  • Replace any light bulbs that are out
  • Clean gutters, if needed
  • Make sure your downspouts have attached extenders
  • Make any needed repairs to your roof
  • Have your HVAC system serviced if it hasn’t been done in awhile

Home inspections, while bound to cause a little anxiety for any home seller, are usually survivable if both the buyer and the seller are prepared for what to expect. When selling your home, do what you can to have your home in good condition before putting it on the market and lessen the surprises that turn up in an inspection. This will help the buyer feel more secure about the purchase and can go a long way in helping negotiations go without a hitch!




About the Author:

Shannon Lewis is a Realtor® and broker/owner of Homeplace Advisors, LLC, an innovative real estate company that provides today's home buyers and sellers with a menu of real estate services to address individual needs and budgets.
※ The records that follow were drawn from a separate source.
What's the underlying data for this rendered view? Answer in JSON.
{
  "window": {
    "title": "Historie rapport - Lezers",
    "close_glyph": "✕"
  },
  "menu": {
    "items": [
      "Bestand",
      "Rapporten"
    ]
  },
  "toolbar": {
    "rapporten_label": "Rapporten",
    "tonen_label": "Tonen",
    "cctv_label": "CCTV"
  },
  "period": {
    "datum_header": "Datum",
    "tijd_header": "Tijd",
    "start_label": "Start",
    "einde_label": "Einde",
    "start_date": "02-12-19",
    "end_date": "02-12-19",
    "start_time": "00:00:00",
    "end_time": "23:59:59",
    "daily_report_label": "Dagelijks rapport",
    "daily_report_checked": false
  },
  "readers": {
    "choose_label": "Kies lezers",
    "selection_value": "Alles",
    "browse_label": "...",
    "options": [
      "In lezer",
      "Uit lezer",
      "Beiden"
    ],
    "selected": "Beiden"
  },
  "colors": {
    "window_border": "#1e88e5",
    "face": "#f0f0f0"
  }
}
Her goal is to create positive change in the real estate industry through her work, through her community involvement, and through her company,

Homeplace Advisors.

Homeplace Advisors on Facebook  Visit Our Website  Email Shannon!

To contact Shannon with a question, for real estate assistance, or just to say "hey!":

call 217-552-8059, or email

Stop by her website for more information on home buying and home selling in Champaign-Urbana, IL at

Posted by

Beverly Femia

The Femia Team

"With Us, It's All About You!"


Beverly Femia


 Coldwell Banker Sea Coast Realty

1001 Military Cutoff Road, Suite 101 Wilmington, NC 28405

Fax to 1-866-784-3089 (Toll Free)

Beverly Femia

Broker / REALTOR®

Phone:Bev at (910) 279-9794

Search:Wilmington Area





Shannon Lewis
Beringer Realty - Champaign, IL
Realtor, Broker - Champaign-Urbana, IL

Hey Beverly, thanks for the re-blog! That's a great saying, by the way. Happy first day of autumn :-)

Sep 23, 2011 10:17 AM